You Were Not Under the Influence
California Vehicle Code §23152 states that it is unlawful to:
- Operate a vehicle under the influence of alcohol
- Drive a vehicle with a BAC of .08 percent or higher
- Operate a vehicle under the influence of any drug
If your BAC was not above the legal limit or you did not take a chemical test, the state must prove you were “under the influence” of alcohol or drugs. That means the prosecutor must prove your ability to drive was impaired. Your attorney attacks the statements by police officers to raise a reasonable doubt of your impairment.
Breathalyzer Results Are Inaccurate
A breathalyzer may give a false high for several reasons. Medical conditions could result in a false BAC level, including acid reflux, diabetes, GERD, and hiatal hernia. If the machine is not calibrated correctly or maintained correctly, the results could be inaccurate.
Your attorney carefully analyzes the process used to take your breath test. Inconsistencies or deviations from procedure could result in the results being thrown out or a jury doubting their validity.
Problems With Chemical Tests
Title 17 of the California Code of Regulations sets the rules for collecting, storing, and analyzing urine and blood samples for DUI chemical tests. Violations of these rules could result in the chemical test results being thrown out.
Mistakes and errors made by the police or the lab could result in inaccurate results, such as contaminating the sample or using fermented blood for a test.
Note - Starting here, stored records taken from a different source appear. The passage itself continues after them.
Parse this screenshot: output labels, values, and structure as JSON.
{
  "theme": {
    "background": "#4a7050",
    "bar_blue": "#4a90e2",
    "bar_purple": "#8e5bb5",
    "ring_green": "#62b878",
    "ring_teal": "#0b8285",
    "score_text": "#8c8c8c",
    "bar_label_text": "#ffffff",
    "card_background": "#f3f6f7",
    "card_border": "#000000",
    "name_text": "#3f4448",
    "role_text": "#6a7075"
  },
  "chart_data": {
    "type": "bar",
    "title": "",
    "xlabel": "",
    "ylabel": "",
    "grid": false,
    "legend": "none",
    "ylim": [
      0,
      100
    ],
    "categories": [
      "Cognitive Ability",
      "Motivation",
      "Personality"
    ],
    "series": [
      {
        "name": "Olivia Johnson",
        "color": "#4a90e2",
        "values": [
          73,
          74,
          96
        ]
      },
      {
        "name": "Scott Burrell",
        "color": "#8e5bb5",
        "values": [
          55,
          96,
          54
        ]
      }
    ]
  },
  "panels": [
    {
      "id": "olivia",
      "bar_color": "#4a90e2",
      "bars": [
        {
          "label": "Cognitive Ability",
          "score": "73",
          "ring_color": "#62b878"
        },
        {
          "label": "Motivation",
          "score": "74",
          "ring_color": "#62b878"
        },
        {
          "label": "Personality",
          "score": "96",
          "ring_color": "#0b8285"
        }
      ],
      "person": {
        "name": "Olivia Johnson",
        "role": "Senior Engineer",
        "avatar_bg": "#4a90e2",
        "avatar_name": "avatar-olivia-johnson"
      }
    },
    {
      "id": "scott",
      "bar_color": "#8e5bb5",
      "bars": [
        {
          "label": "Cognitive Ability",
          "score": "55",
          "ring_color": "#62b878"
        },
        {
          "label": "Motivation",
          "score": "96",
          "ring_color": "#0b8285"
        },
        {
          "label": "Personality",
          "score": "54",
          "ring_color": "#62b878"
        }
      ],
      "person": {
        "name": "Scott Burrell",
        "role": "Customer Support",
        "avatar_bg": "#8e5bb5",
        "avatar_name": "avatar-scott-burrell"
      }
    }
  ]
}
Medical conditions and rising blood levels could also result in higher BAC levels that do not reflect the person’s actual impairment at the time of the DUI arrest.
Inaccurate Field Sobriety Tests
Field sobriety tests can be flawed for many reasons. First, the person may have a medical condition that prevents them from performing the tasks. Second, the police officers might provide incorrect or confusing instructions. Third, environmental conditions might affect the person’s performance, such as uneven surfaces or bright headlights.
You Are a Bad Driver
Other factors could lead to a DUI stop because of erratic driving. For example, drowsiness or distracted driving could appear similar to drunk driving. The driver panics when the police officer pulls them over. Therefore, they are nervous, which causes them to fumble and stutter. The officer may believe the person is drunk when they have had nothing to drink.
There are many more DUI defenses your attorney may investigate, depending on the facts of your case. The first step in fighting drunk driving charges is to talk with an experienced California DUI lawyer.